Winchester Hotchkiss

Winchester Hotchkiss
Winchester Hotchkiss Model 1879-NMAH-AHB2015q031769.jpg
TypeService rifle
Place of originUnited States
Service history
Used by
Production history
DesignerBenjamin B. Hotchkiss
  • M1879
  • M1883
Barrel length28.75 inches (73.0 cm) or 32.25 inches (81.9 cm)

Cartridge.45-70 Government
ActionBolt-action repeating rifle
Feed systemTubular buttstock magazine

The Winchester Hotchkiss was a bolt-action repeating rifle patented by Benjamin B. Hotchkiss in 1876 and produced by the Winchester Repeating Arms Company and Springfield Armory from 1878. The Hotchkiss, like most early bolt-actions, had a single rear locking lug integral with the bolt handle, but was unique in feeding multiple rounds from a tubular buttstock magazine similar to the Spencer rifle.

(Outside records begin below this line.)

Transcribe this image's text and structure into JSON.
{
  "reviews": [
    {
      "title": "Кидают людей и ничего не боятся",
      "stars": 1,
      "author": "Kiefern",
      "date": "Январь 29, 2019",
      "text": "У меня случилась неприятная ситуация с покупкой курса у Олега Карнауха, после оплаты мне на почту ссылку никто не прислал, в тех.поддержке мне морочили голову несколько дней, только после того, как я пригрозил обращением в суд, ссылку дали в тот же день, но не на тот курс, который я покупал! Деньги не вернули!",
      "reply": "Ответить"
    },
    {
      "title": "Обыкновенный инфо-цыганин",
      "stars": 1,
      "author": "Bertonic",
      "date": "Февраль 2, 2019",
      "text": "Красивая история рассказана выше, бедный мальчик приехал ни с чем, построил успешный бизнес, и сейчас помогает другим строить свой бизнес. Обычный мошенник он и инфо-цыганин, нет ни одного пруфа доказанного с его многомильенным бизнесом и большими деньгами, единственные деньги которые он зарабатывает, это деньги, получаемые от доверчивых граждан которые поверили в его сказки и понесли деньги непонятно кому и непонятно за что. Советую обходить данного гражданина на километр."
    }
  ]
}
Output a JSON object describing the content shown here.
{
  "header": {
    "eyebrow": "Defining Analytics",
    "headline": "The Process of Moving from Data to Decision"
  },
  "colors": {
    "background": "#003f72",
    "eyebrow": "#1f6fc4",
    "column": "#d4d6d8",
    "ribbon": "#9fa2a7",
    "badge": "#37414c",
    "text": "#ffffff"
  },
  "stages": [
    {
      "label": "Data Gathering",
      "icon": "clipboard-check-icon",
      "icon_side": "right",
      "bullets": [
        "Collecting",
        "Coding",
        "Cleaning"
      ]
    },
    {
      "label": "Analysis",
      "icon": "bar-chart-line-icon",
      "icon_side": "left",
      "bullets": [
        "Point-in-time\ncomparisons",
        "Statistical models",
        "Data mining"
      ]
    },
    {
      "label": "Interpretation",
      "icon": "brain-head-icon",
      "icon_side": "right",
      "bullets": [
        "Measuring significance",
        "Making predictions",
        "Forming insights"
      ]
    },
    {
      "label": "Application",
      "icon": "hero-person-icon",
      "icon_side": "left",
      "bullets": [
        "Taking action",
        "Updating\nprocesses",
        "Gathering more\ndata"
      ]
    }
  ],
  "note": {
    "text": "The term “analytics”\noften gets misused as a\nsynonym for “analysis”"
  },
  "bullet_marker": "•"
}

The .45-70 Hotchkiss was acquired in limited numbers by the US Navy as the M1879, and (in a slightly modified version) by the US Army and several state militias as the M1883, making it the first center-fire bolt-action repeater to be adopted by any major military (the distinction of first bolt-action repeating rifle to be issued in great numbers as a standard military arm was the Swiss Vetterli 1869, which utilized very large rim-fire metallic cartridges).

United States military history[]

A joint production program was undertaken after the Winchester design passed United States Army Ordnance Department tests in 1878. Springfield Armory was to assemble rifles from Winchester actions and hardware with barrels and stocks manufactured at the armory. Sights, cleaning rods, and stock hardware were nearly identical to contemporary production for the single-shot "trapdoor" Springfield Model 1873. The Army ordered 513 Hotchkiss First Model Rifles for infantry units stationed on the western frontier including Texas and Fort Abraham Lincoln in the Dakota Territory. The first large delivery of contract material from Winchester to Springfield, in June 1879, included 498 sets of rifle parts, and two complete "pattern" arms assembled (actually converted from commercial muskets) at New Haven by Winchester using Springfield parts, in the reverse scenario. Serial numbers of the two assembled rifles were 101 (in a private collection) and 162 (in the Springfield Armory Museum). Springfield subsequently modified 501 of these rifles to First Model and Second Model Carbines for testing by cavalry units. Carbines have a shorter barrel and stock, and the rear sight is marked HC for Hotchkiss Carbine. The United States Navy ordered 1,474 First Model Rifles with 28.75 inches (73.0 cm) barrels rather than the 32.25 inches (81.9 cm) barrels on Army rifles.[1]

Hotchkiss First Model Rifles are identified by the circular knob safety and magazine cutoff on the right side of the stock. The knob weakened the stock and was replaced by two levers atop the receiver on Hotchkiss Second Model Rifles. The Navy purchased 999 Second Model Rifles in 1880 and 1881; and Springfield Armory converted most of the Army First Model Rifles to Second Model Carbines. A few rifles were manufactured for the Army with two piece stocks variously identified as the Model of 1883 or Third Model Hotchkiss Rifles. Army Hotchkiss rifles were withdrawn from service after the Springfield Model 1873 was judged superior to the Hotchkiss in 1883 field trials; but the Navy rifles remained in service until replaced by the M1895 Lee Navy.[1]

Other production[]

The Chinese Empire purchased 15,000 Winchester-Hotchkiss rifles in 1881. Winchester also produced a civilian sporting version of the Hotchkiss, likewise in caliber .45-70 Government, until 1899.


  1. ^ a b Canfield, Bruce N. 19th Century Military Winchesters March 2001 American Rifleman pp.38-40

External links[]